Locate the string "icon" throughout the material and copy every line in which it occurs.

• • • •

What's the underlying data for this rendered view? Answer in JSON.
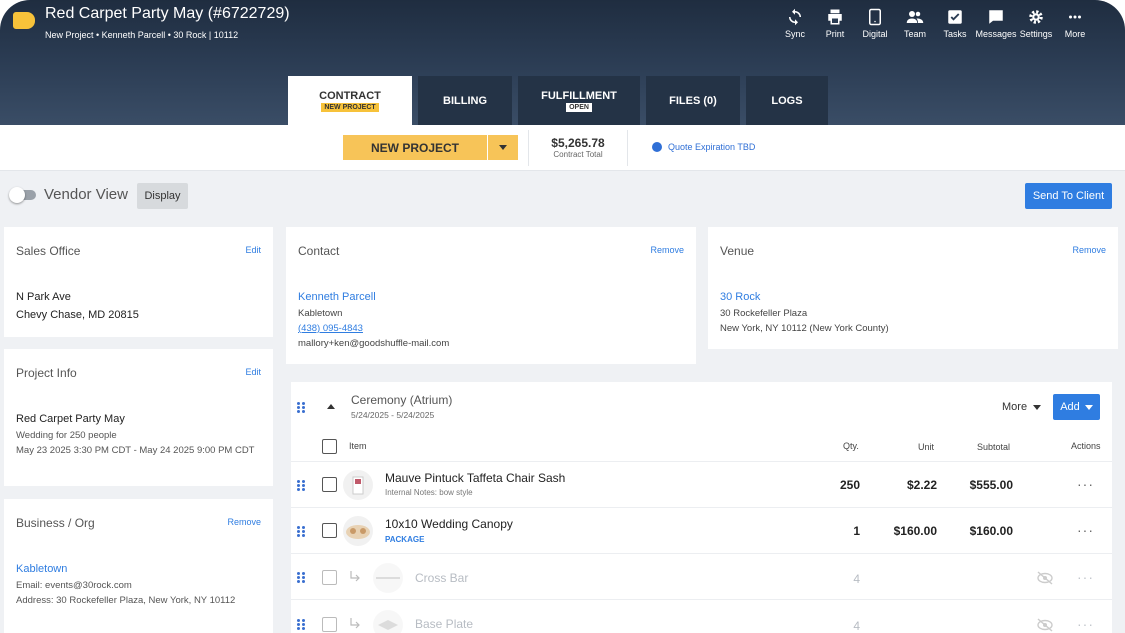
{
  "header": {
    "title": "Red Carpet Party May (#6722729)",
    "subtitle": "New Project • Kenneth Parcell • 30 Rock | 10112",
    "toolbar": [
      {
        "label": "Sync",
        "icon": "sync-icon"
      },
      {
        "label": "Print",
        "icon": "print-icon"
      },
      {
        "label": "Digital",
        "icon": "tablet-icon"
      },
      {
        "label": "Team",
        "icon": "team-icon"
      },
      {
        "label": "Tasks",
        "icon": "tasks-icon"
      },
      {
        "label": "Messages",
        "icon": "messages-icon"
      },
      {
        "label": "Settings",
        "icon": "gear-icon"
      },
      {
        "label": "More",
        "icon": "more-icon"
      }
    ]
  },
  "tabs": [
    {
      "label": "CONTRACT",
      "badge": "NEW PROJECT"
    },
    {
      "label": "BILLING",
      "badge": ""
    },
    {
      "label": "FULFILLMENT",
      "badge": "OPEN"
    },
    {
      "label": "FILES (0)",
      "badge": ""
    },
    {
      "label": "LOGS",
      "badge": ""
    }
  ],
  "status": {
    "label": "NEW PROJECT",
    "total_amount": "$5,265.78",
    "total_label": "Contract Total",
    "quote": "Quote Expiration TBD"
  },
  "vendor": {
    "toggle_label": "Vendor View",
    "display_label": "Display",
    "send_label": "Send To Client"
  },
  "sales_office": {
    "title": "Sales Office",
    "action": "Edit",
    "line1": "N Park Ave",
    "line2": "Chevy Chase, MD 20815"
  },
  "project_info": {
    "title": "Project Info",
    "action": "Edit",
    "name": "Red Carpet Party May",
    "desc": "Wedding for 250 people",
    "dates": "May 23 2025 3:30 PM CDT - May 24 2025 9:00 PM CDT"
  },
  "business": {
    "title": "Business / Org",
    "action": "Remove",
    "name": "Kabletown",
    "email": "Email: events@30rock.com",
    "address": "Address: 30 Rockefeller Plaza, New York, NY 10112"
  },
  "contact": {
    "title": "Contact",
    "action": "Remove",
    "name": "Kenneth Parcell",
    "company": "Kabletown",
    "phone": "(438) 095-4843",
    "email": "mallory+ken@goodshuffle-mail.com"
  },
  "venue": {
    "title": "Venue",
    "action": "Remove",
    "name": "30 Rock",
    "street": "30 Rockefeller Plaza",
    "city": "New York, NY 10112 (New York County)"
  },
  "section": {
    "name": "Ceremony (Atrium)",
    "dates": "5/24/2025 - 5/24/2025",
    "more_label": "More",
    "add_label": "Add",
    "columns": {
      "item": "Item",
      "qty": "Qty.",
      "unit": "Unit",
      "subtotal": "Subtotal",
      "actions": "Actions"
    },
    "rows": [
      {
        "name": "Mauve Pintuck Taffeta Chair Sash",
        "sub": "Internal Notes: bow style",
        "qty": "250",
        "unit": "$2.22",
        "subtotal": "$555.00"
      },
      {
        "name": "10x10 Wedding Canopy",
        "sub": "PACKAGE",
        "qty": "1",
        "unit": "$160.00",
        "subtotal": "$160.00"
      },
      {
        "name": "Cross Bar",
        "sub": "",
        "qty": "4",
        "unit": "",
        "subtotal": ""
      },
      {
        "name": "Base Plate",
        "sub": "",
        "qty": "4",
        "unit": "",
        "subtotal": ""
      }
    ]
  }
}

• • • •

> _Answer box_
        "icon": "sync-icon"
        "icon": "print-icon"
        "icon": "tablet-icon"
        "icon": "team-icon"
        "icon": "tasks-icon"
        "icon": "messages-icon"
        "icon": "gear-icon"
        "icon": "more-icon"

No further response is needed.